They knew not the Scriptures because they had ripped great chunks out of the Bible, and their view of God was of a remote force who took little interest in the ways of men.

As most Christians know, CS Lewis has dismissed the idea that Jesus was ‘honestly mistaken’. You can only think that if you have never read the Bible. Read the Scriptures and it is plain that the Jesus of the Bible is either mad, bad or Lord. Either he knew what he was saying and was deceiving thousands of people in a most wicked way or he was a crazy as a man who thinks he’s a poached egg. Or else He is God Almighty.

“At the resurrection there will be no giving and taking in marriage. They will be like the angels in heaven.”

I am afraid that modern Christians are confused about life after death. They talk about heaven and see this as a sort of disembodied future, floating on clouds, singing hymns. No wonder, cynics think of hell as a much more interesting place, as a sort of lower pleasure gardens.

But the Bible teaches of a new heaven and new earth. It talks about a general resurrection. It talks about new bodies.

Now eschatology is not my specialty and I think that there are so many different interpretations of what the Bible says about the last things that I would hesitate to be support any definitive program of eventual happenings. But the Bible is very definite about a general resurrection. What our resurrection bodies will be like is not clear but both Paul (in I Cor ch 15) and John (I John ch 3) testify that it will be like Jesus’s resurrection body and that is good enough for me.

Belief in a future resurrection makes a lot of difference to the way you live. It makes you better able to bear the trials and tribulations of this life. We know of a certainty that our sufferings will end and a future is coming which is better by far. We know about laying up treasure in heaven. We know that we matter to God and He will vindicate us. We know that nothing, absolutely nothing, can separate us from the love of God. Without the hope of the resurrection we might curse God and die (as Job’s wife suggested). There are times in this life when God seems distant; when the enemies of God seem to have the upper hand. As we see the sufferings of Christians in Turkey, in Iraq, in Indonesia and many other countries, we can’t imagine why a loving God would allow it to happen. That’s because we are shortsighted. We do not see the bigger picture. We forget about the resurrection.

Don’t envy the rich and powerful; pity them. Pray for them. Remember that God takes no pleasure from the death of the wicked; rather he is pleased when they turn from their ways and live. Jesus was willing to die that the wicked might live. It seems that believers must continue to suffer to give them time to turn.

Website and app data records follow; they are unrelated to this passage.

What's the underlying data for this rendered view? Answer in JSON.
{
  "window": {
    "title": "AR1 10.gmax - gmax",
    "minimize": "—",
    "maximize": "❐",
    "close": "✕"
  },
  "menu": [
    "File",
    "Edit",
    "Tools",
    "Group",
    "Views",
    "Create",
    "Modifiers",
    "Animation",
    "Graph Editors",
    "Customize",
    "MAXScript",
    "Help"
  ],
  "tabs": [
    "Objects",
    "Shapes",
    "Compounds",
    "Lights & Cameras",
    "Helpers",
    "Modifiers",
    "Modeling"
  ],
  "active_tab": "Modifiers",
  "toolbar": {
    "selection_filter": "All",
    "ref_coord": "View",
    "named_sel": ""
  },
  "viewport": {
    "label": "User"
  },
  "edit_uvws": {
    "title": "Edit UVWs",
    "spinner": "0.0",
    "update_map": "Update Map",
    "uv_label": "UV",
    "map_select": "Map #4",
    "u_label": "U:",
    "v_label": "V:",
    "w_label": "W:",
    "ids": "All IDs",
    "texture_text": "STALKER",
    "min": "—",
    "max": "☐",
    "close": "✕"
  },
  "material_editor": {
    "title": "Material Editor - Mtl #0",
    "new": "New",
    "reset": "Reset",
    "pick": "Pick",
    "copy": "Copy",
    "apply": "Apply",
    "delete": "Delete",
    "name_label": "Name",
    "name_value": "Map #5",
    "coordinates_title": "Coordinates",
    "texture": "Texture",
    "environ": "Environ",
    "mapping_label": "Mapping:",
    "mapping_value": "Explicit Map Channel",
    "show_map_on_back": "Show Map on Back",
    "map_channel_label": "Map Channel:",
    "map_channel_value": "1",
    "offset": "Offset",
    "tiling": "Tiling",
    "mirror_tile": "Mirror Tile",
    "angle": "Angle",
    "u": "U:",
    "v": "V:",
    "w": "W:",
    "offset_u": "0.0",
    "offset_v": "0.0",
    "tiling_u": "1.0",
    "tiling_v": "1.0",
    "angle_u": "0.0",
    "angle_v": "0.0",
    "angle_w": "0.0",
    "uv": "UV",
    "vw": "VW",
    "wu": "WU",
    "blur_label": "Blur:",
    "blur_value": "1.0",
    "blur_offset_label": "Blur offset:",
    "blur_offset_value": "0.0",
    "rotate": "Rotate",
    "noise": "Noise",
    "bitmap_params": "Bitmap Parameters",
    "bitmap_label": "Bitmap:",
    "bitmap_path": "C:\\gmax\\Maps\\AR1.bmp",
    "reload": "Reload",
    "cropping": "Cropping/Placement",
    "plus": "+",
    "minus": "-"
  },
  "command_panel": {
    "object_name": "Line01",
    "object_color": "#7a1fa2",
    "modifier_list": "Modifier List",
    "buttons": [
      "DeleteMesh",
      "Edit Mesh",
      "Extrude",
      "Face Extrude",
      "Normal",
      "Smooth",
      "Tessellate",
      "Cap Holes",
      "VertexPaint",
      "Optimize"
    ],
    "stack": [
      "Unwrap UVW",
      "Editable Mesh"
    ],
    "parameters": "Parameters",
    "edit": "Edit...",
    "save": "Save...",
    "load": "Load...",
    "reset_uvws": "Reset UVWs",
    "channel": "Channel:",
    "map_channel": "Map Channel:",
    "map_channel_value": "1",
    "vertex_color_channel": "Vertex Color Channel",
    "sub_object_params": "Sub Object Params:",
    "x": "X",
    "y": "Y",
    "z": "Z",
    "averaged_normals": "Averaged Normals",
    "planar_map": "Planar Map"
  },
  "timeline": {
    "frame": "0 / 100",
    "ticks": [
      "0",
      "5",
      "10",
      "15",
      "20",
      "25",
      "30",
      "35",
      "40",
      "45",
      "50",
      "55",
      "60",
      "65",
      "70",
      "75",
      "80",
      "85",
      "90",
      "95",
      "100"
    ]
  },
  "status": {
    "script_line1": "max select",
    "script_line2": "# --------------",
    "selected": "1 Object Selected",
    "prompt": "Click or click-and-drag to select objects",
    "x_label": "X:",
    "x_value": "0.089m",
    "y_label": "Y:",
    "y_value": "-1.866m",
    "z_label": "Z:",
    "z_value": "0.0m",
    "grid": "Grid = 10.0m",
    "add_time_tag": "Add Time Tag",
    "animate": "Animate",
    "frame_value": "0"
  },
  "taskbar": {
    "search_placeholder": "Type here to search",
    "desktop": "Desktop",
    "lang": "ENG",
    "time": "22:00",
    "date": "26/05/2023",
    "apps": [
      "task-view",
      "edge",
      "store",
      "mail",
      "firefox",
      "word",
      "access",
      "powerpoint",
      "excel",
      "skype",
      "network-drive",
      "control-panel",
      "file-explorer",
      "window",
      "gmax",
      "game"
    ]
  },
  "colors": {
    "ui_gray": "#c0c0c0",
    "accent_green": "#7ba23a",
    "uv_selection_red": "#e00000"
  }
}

Some might be rather miffed that there is no marriage on this new earth. No marriage; no sex. What will be there is better by far. CS Lewis tries to picture it in his short book, The Great Divorce. He sees our new bodies as so much more substantial than our earthly ones. In one episode he traces the difficulty of an old earth body walking on new earth grass. The grass is so much more substantial it penetrates the old earth feet making walking there painful and next to impossible. It’s only a picture. I am content to leave the future to God, but I am reassured that he wants the best for me, because he sent his son to die for me.


justme said...

This was just wonderful. Thank you!

Looking at the "bigger picture" when going through difficult times has always been helpful to me...when I actually remember to do it.

Vance Esler said...

My other comment got messed up. Let me try again:

This fits very well with the most recent post on my blog. I really enjoy your insights and your way with words.

Don't stop!

Anonymous said...

Seeing your words was very timely for me. Today I have been a bit down about having CLL, the demands on my time, etc. I needed to reminded again about our future hope (and bring it back again to our present reality).
I was just telling one of my co-workers whose mom has CLL about you and how I am looking forward to meeting you in heaven. Smile.

Liz W.
Minnesota, USA

Anonymous said...

A refreshing reminder! Thanks for putting it so well. Your high view of Scripture is most encouraging.

Todd in Arizona